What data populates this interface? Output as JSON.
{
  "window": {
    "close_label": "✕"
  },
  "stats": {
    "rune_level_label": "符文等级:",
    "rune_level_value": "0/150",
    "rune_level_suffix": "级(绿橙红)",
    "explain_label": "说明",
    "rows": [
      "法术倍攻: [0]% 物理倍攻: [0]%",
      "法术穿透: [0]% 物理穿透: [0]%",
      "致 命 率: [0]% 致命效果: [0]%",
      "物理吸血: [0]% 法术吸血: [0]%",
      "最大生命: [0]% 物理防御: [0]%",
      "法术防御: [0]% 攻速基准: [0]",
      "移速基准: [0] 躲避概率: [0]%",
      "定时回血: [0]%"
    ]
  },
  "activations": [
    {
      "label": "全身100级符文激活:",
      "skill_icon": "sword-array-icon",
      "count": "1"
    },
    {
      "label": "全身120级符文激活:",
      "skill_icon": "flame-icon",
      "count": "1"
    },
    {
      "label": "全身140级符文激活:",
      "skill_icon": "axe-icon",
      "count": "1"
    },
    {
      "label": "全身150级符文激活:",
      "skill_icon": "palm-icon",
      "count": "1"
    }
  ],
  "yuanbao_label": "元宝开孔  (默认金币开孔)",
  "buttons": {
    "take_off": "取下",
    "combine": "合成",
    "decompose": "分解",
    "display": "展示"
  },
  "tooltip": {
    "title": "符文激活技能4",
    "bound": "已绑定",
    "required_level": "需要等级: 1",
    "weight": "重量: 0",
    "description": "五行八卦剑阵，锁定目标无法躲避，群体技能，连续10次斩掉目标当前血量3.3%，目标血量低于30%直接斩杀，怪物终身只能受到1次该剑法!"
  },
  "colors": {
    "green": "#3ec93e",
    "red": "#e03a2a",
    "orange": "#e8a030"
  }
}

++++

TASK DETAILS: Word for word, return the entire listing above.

RESULT OF THIS TASK:
What data populates this interface? Output as JSON.
{
  "window": {
    "close_label": "✕"
  },
  "stats": {
    "rune_level_label": "符文等级:",
    "rune_level_value": "0/150",
    "rune_level_suffix": "级(绿橙红)",
    "explain_label": "说明",
    "rows": [
      "法术倍攻: [0]% 物理倍攻: [0]%",
      "法术穿透: [0]% 物理穿透: [0]%",
      "致 命 率: [0]% 致命效果: [0]%",
      "物理吸血: [0]% 法术吸血: [0]%",
      "最大生命: [0]% 物理防御: [0]%",
      "法术防御: [0]% 攻速基准: [0]",
      "移速基准: [0] 躲避概率: [0]%",
      "定时回血: [0]%"
    ]
  },
  "activations": [
    {
      "label": "全身100级符文激活:",
      "skill_icon": "sword-array-icon",
      "count": "1"
    },
    {
      "label": "全身120级符文激活:",
      "skill_icon": "flame-icon",
      "count": "1"
    },
    {
      "label": "全身140级符文激活:",
      "skill_icon": "axe-icon",
      "count": "1"
    },
    {
      "label": "全身150级符文激活:",
      "skill_icon": "palm-icon",
      "count": "1"
    }
  ],
  "yuanbao_label": "元宝开孔  (默认金币开孔)",
  "buttons": {
    "take_off": "取下",
    "combine": "合成",
    "decompose": "分解",
    "display": "展示"
  },
  "tooltip": {
    "title": "符文激活技能4",
    "bound": "已绑定",
    "required_level": "需要等级: 1",
    "weight": "重量: 0",
    "description": "五行八卦剑阵，锁定目标无法躲避，群体技能，连续10次斩掉目标当前血量3.3%，目标血量低于30%直接斩杀，怪物终身只能受到1次该剑法!"
  },
  "colors": {
    "green": "#3ec93e",
    "red": "#e03a2a",
    "orange": "#e8a030"
  }
}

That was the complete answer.